Activity - Whenever a line below holds the word "function", copy that line.

Data under study -
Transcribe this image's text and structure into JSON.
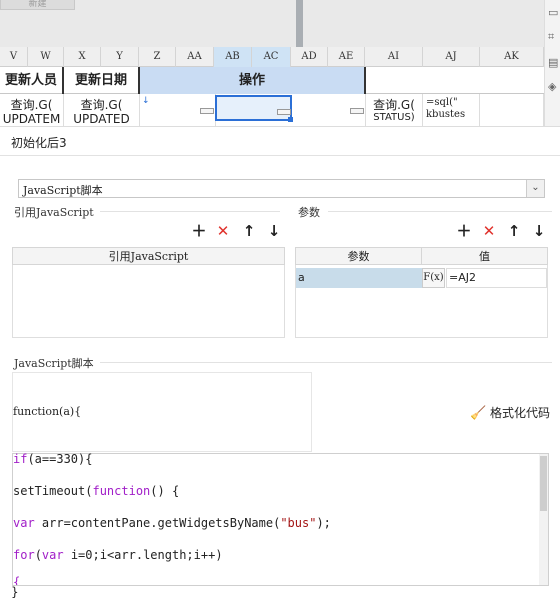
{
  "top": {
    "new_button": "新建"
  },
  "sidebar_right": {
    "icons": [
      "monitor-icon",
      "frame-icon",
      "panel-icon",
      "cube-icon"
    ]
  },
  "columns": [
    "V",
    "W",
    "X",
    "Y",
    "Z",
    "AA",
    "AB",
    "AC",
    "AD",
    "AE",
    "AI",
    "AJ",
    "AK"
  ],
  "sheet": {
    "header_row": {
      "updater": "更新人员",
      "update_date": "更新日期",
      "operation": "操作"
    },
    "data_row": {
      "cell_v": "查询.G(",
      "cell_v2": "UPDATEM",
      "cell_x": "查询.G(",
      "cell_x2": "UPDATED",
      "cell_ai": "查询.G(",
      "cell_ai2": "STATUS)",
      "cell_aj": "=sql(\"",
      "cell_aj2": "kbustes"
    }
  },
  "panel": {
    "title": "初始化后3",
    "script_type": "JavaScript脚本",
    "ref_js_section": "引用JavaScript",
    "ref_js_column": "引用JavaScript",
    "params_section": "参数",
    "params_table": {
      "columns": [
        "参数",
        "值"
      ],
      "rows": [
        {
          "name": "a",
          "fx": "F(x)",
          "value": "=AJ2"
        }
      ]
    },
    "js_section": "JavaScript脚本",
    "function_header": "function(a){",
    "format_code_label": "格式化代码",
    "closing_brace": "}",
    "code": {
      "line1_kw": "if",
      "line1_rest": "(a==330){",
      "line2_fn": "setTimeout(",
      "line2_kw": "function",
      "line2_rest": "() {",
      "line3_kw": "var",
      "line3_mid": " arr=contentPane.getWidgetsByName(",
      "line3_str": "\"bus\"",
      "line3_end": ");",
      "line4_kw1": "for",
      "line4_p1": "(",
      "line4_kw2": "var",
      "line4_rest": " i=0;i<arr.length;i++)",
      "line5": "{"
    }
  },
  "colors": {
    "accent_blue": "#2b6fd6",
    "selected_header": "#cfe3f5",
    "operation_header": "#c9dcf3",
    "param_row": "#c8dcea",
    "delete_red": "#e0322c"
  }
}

Your response -
    "function_header": "function(a){",
      "line2_kw": "function",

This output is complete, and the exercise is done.